There was a ridiculous attempt to re-stage “Kismet” a few years’ ago in the ENO. It is a shame that it went wrong because the original show and the Howard Keel film is wonderful in all ways. When the day is most dull, I find a few minutes of the old Vincente Minnelli film from the 1950s restores a healthy heart.
Even the wooden performance of the prince in the film is enchanting. “Take my hand, I’m a stranger in paradise.” There is plenty strange in that setting- a very strange cockerel in a bush, a strange white peacock and alot of strange fake grass. The prince is hardly out of place in the strangeness. Who cares! This is simply a glimpse at a 3d version of a persian minature. I am sure it influenced Richard Williams when he set out to devise “the thief and the cobbler”. After all, Williams also used a score overwhelmed by the crypto-Georgian composer, Alexander Borodin (Бородин).
There was a reworking of the show called Timbuktu! with Eartha Kitt in the late 1970s. It kept many of the big songs, though it lost the song I think is best…
Kismet certainly influenced me in the early 1980s when, in Oxford, there was a production of “Hassan” by James Elroy Flecker. It was the first play I designed for the Oxford Playhouse and the directors (there were two of them) wanted lots of painted backdrops. It was a disaster and the only time I have witnessed the downing of tools by a cast who observed correctly that there were more of them on stage than there were audience in the auditorium.
I remember, though, working day and night in the workshop on a 30 foot painting representing a city slum. In fact, hidden in the slum was a magical golden palace so I sprinked a few peacocks and various fantasy clouds of blue and pink oozing from hookahs. While I was painting, one of my friends came by and I explained this was a picture of a slum. From then on, he assumed that I was so divorced from reality that I believed poverty was a thing of camp glitter. A few terms’ later, in the summer, I think, I designed “the Mikado”. I am still rather pleased with the design actually, and found a few drawings for it the other day. One of the features was a gauze frontdrop that fell half-way through the 1st Act finale separating Katisha from the chorus which was fun to paint and to see.

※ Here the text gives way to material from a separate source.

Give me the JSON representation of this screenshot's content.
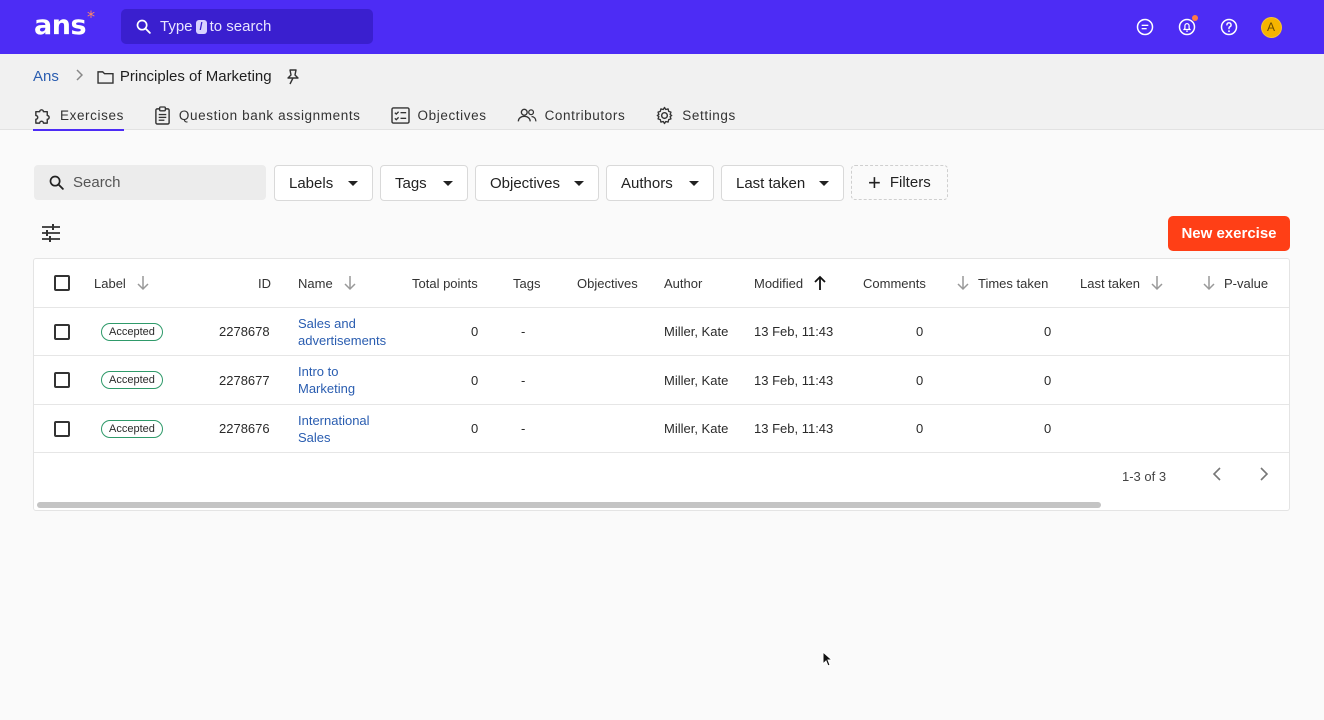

In the same term, I also designed a garden show of a greek tragedy by Euripides called ION. It was all in Greek with a pastiche of a hatzidakis score by a man called Clive Thomms. He was very talented and I have no idea what happened to him afterwards. I painted the ION sets in the cloisters at my college- it caused a bit of a stir. Later I recreated the look in the dining room of a friend’s house just outside Oxford. It must have been a bit dark- it was a recreation of Red-figure vase painting.
Otherwise, that year in Oxford was dominated by demands from a weary Canadian director for audition after audition of pieces he was proposing to direct in the Oxford Playhouse. I got very good at making cardboard mock-ups of the stage there. I think the list ran something like King Lear, Julius Caesar, Man of La Mancha, Samson Agonistes, Macbeth, the Rivals and Duchess of Malfi. I miss those maquettes a bit. In the end, I had a basic model that I rebuilt again and again as desired. It was not until my second year that I started to get a good run of shows and then I was designing sometimes 3 or 4 plays a term and a good many more posters. By the time I got to designing Peter Pan, I think I had working lights on the model.
My favourite song in KISMET is “Not since Nineveh”. It is sublime. And “the fool sat beneath an olive tree..” is pretty good too. “Why be content with the olive when you could have the tree?” I love the irony of seeing the Caliph’s procession going back in the distance behind the main characters…This is simply Minnelli at his best and it is strange that Kismet is one of those films that is almost impossible to access today. Somehow, time has not favoured this classic.
I remember seeing Delores Gray in the London production of “Follies”. She had quite a run of British action, appearing in The Good Old days and Dr Who but she also did a stint at RADA and the year she made Kismet, she also made “It’s always fair weather” a great Gene Kelly show. It is odd altogether. She makes “Kismet” sizzle. She is spectacular. In the past, I remember dismissing this film as kitch, but now I realise this is kitch with class. It is high camp as well as kitsch. There’s a good yiddish work (קיטש) by the way, so Shava Tova for today!